Proton pump inhibitors (PPIs), a common therapy for pediatric acid-related gastrointestinal tract disorders, may be linked to increased risk of asthma development in children.
A new cohort study from an international team of investigators showed an association between PPI use among children and a 57% increased risk of asthma development, compared to those who never used the gut- and lung microbiome-altering therapy.
As the investigators—led by Yun-Han Wang, MSc, BPharm, of the Department of Medicine Solna at Karolinska Institute in Stockholm—wrote in their analysis, off-label and prolonged use with PPIs are fairly common practices, despite limited data showing their safety in children for conditions including gastroesophageal reflux disease (GERD).
“Emerging observational data, primarily derived from studies of drug use in pregnancy, indicate that exposure to PPIs may be associated with subsequent development of asthma,” investigators wrote. “Dysbiosis and disturbance of the human microbiome is known to provoke asthma flares, and PPIs have been reported to alter gut and lung microbiomes through inhibition of gastric acid secretion.”
To more concretely observe associations between pediatric PPI use and asthma development risk, Wang and colleagues conducted a nationwide cohort assessment of Sweden registry data from 2007-2016.
Included registry patients were children and adolescents 17 years or younger matched by age and propensity into 80,870 pairs of those initiated PPIs and those who did not. Investigators sought a primary outcome of incident asthma with a median follow-up to 3 years. Hazard ratios (HRs) were estimated via Cox proportional hazards regression.

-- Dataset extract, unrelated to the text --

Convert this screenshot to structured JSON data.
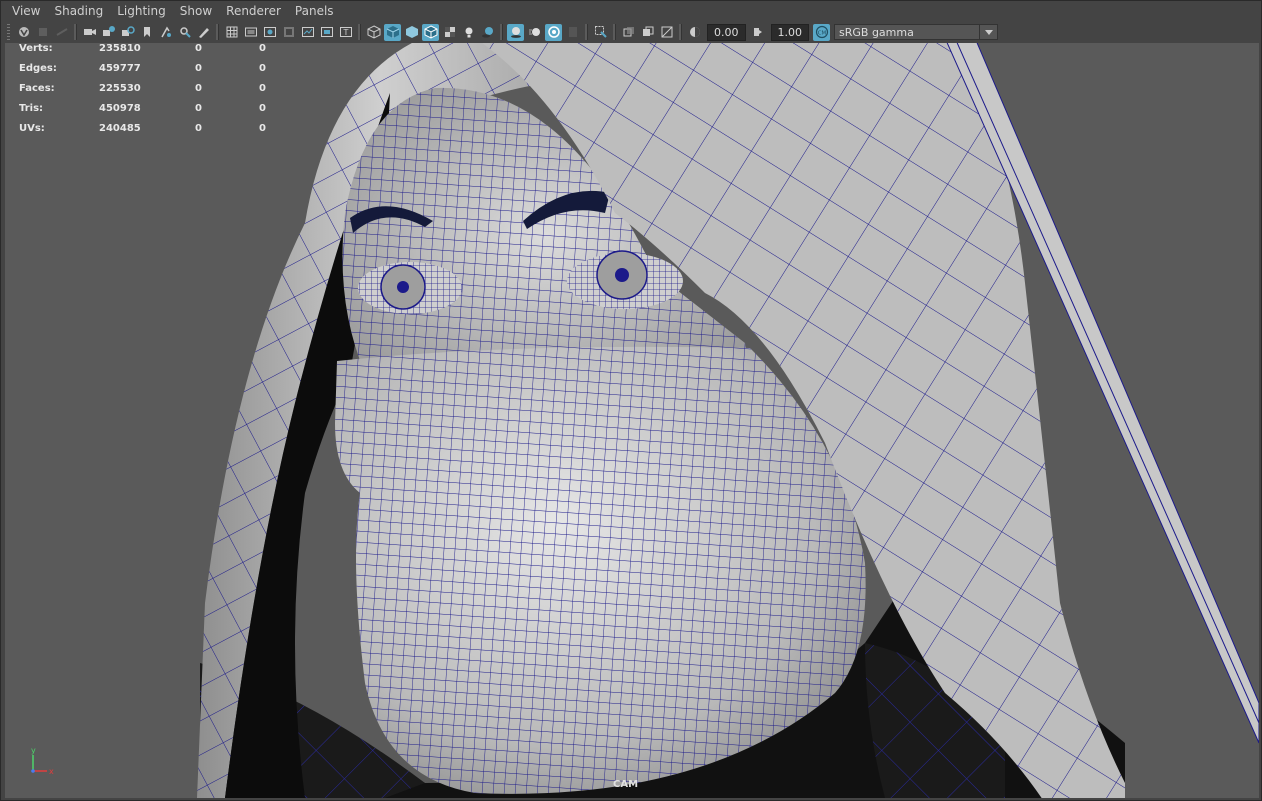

Mean patient age was 12.9 years old, with nearly two-thirds (63%) of patients being girls. Patients initiating PPI more frequently had a history of multiple comorbidities, more access to healthcare resources, and were co-medicated with therapies including antibiotics (25.9%).
Asthma incidence was observed at 21.8 events per 1000 person-years among children who initiated PPI, versus 14.0 events per 1000 person-years among children who had not, indicating an HR of 1.57 (95% CI, 1.49 – 1.64).
Asthma risk was significantly increased across all age groups who initiated PPIs, and greatest among young children ≤6 months old (HR, 1.83; 95% CI, 1.65 – 2.03) and 6 months to <2 years old (HR, 1.91; 95% CI, 1.65 – 2.22; P <.001) .
Pantoprazole (HR, 2.23; 95% CI, 1.30 – 4.18) and esomeprazole (HR, 1.64; 95% CI, 1.50 – 1.79) initiation were associated with even greater risks of asthma development in children than other PPIs.
Investigators confirmed the association was consistent through all sensitivity analyses, including an as-treated assessment and high-dimensional propensity score matching.
The findings from Wang and colleagues complement just one other cohort assessment into this suggested association and provide, to their knowledge, the first full investigation into PPI use and pediatric asthma risk among a large, unselected nationwide population.
The team hypothesized that PPIs’ effect on symbiotic and pathological microbial species in the gut and lung could lead to asthma via hyperactivation of helper T2 cell-dominated immune responses, as well as inflammatory cytokine overproduction that drives airway inflammation.
“Given that the association between PPI use and risk of asthma was observed already within 90 days after PPI initiation, dysregulation of immunity would have to occur through a rapid change of the microbiome,” they wrote.
Another theory is that PPIs may directly damage lung tissue, based on their link to impaired endothelial function.
Regardless of the driving mechanism, investigators concluded PPIs were associated with increased pediatric asthma risk versus non-use of the therapy for gastrointestinal tract-related issues.
“Proton pump inhibitors should be prescribed to children only when clearly indicated, weighing the potential benefit against potential harm,” investigators wrote.
The study, “Association Between Proton Pump Inhibitor Use and Risk of Asthma in Children,” was published online in JAMA Pediatrics.